Federal Government Impedes Innovation in Higher Education, Witnesses Tell Panel

WASHINGTON — American higher education is afflicted with systemic barriers to being more productive, witnesses told members of the Senate Homeland Security and Governmental Affairs Committee on Wednesday. The federal government has played a role in building those barriers, witnesses testified. 

The hearing, a review of the federal Department of Education’s performance, was asking “a key question,” said Chairman Ron Johnson (R-Wis.). “Are we getting the bang for the buck? We’re spending an enormous amount on education,” he said, noting that taxpayers have spent about $1,500 billion on the Department of Education since its launch in 1980, and $87 billion in 2015. “Have we improved performance?” 

Economist Richard Vedder, a nationally renowned expert on college costs from the Center for College Affordability and Productivity, testified that by many measures, we have not. About 40% of students entering college do not earn a degree within six years, college tuition has risen about 3% a year since the Department of Education was founded, compared with 1% a year before that, and the department’s rules have helped stifle innovation, he testified. 

Kevin Carey of the New America Foundation affirmed that undergraduate tuition, fees, room and board have risen at about 2.5 times the rate of inflation since the mid-1960s. He noted that while the number of people seeking degrees has risen sharply, the supply of colleges has not. 

“Accreditation has a lot to do with that,” he said, referring to rules that restrict the ability of new colleges to accept students who use federal aid. “Accreditation defines away the possibility of radical innovation and productivity increases,” he said, comparing the situation to one where Apple Corp. would need approval from competitors to launch the iPhone. 

“The incentive systems within the higher education systems, to be efficient and to be productive, are very, very limited,” Vedder testified. 

Chairman Johnson, a manufacturer before his election to the Senate, noted the crucial role of competition in improving other fields. “Productivity is table stakes in the private sector and business,” he said. “You have to improve your productivity if you’re going to succeed.” 

Also testifying at the hearing was Theodore R. Mitchell, undersecretary of the Department of Education. He defended the federal student aid system. Chairman Johnson noted that new research from Federal Reserve economists has found that for every added dollar of federal guaranteed student loans, college tuition rises by as much as 65 cents. He noted that student debt owed by Americans rose from $76 billion in 1994 to $1,076 billion in 2015 and asked Mitchell, “Do you view that as a measure of success?”   

“We see that as an investment,” Mitchell replied, adding that taxpayer-subsidized repayment programs can help reduce the burden on students. 
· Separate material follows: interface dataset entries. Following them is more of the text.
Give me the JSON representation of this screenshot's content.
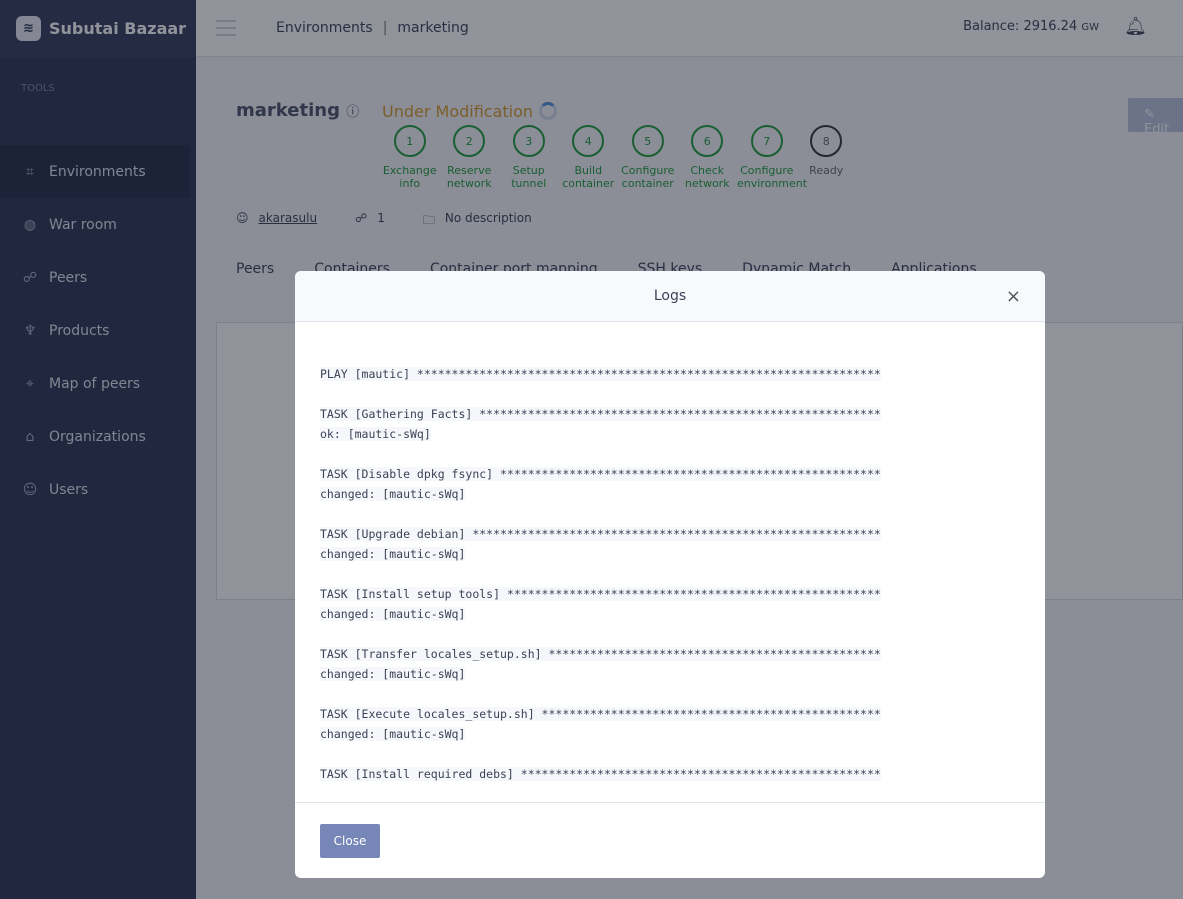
{
  "brand": "Subutai Bazaar",
  "sidebar": {
    "section": "TOOLS",
    "items": [
      {
        "label": "Environments",
        "icon": "environments-icon",
        "glyph": "⌗"
      },
      {
        "label": "War room",
        "icon": "globe-icon",
        "glyph": "◍"
      },
      {
        "label": "Peers",
        "icon": "peers-icon",
        "glyph": "☍"
      },
      {
        "label": "Products",
        "icon": "basket-icon",
        "glyph": "♆"
      },
      {
        "label": "Map of peers",
        "icon": "map-pin-icon",
        "glyph": "⌖"
      },
      {
        "label": "Organizations",
        "icon": "building-icon",
        "glyph": "⌂"
      },
      {
        "label": "Users",
        "icon": "user-icon",
        "glyph": "☺"
      }
    ]
  },
  "header": {
    "breadcrumb": [
      "Environments",
      "marketing"
    ],
    "balance_label": "Balance:",
    "balance": "2916.24",
    "balance_unit": "GW"
  },
  "env": {
    "name": "marketing",
    "status": "Under Modification",
    "owner": "akarasulu",
    "peers": "1",
    "description": "No description",
    "edit": "Edit"
  },
  "steps": [
    {
      "n": "1",
      "l1": "Exchange",
      "l2": "info"
    },
    {
      "n": "2",
      "l1": "Reserve",
      "l2": "network"
    },
    {
      "n": "3",
      "l1": "Setup",
      "l2": "tunnel"
    },
    {
      "n": "4",
      "l1": "Build",
      "l2": "container"
    },
    {
      "n": "5",
      "l1": "Configure",
      "l2": "container"
    },
    {
      "n": "6",
      "l1": "Check",
      "l2": "network"
    },
    {
      "n": "7",
      "l1": "Configure",
      "l2": "environment"
    },
    {
      "n": "8",
      "l1": "Ready",
      "l2": ""
    }
  ],
  "tabs": [
    "Peers",
    "Containers",
    "Container port mapping",
    "SSH keys",
    "Dynamic Match",
    "Applications"
  ],
  "modal": {
    "title": "Logs",
    "close": "Close",
    "lines": [
      "PLAY [mautic] *******************************************************************",
      "",
      "TASK [Gathering Facts] **********************************************************",
      "ok: [mautic-sWq]",
      "",
      "TASK [Disable dpkg fsync] *******************************************************",
      "changed: [mautic-sWq]",
      "",
      "TASK [Upgrade debian] ***********************************************************",
      "changed: [mautic-sWq]",
      "",
      "TASK [Install setup tools] ******************************************************",
      "changed: [mautic-sWq]",
      "",
      "TASK [Transfer locales_setup.sh] ************************************************",
      "changed: [mautic-sWq]",
      "",
      "TASK [Execute locales_setup.sh] *************************************************",
      "changed: [mautic-sWq]",
      "",
      "TASK [Install required debs] ****************************************************"
    ]
  }
}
Chairman Johnson said the hearing was the first in a series that will examine what taxpayers have spent on federal departments and what results those departments have obtained for the money. 

Chairman Johnson’s opening statement can be found here

Video of the full hearing can be seen here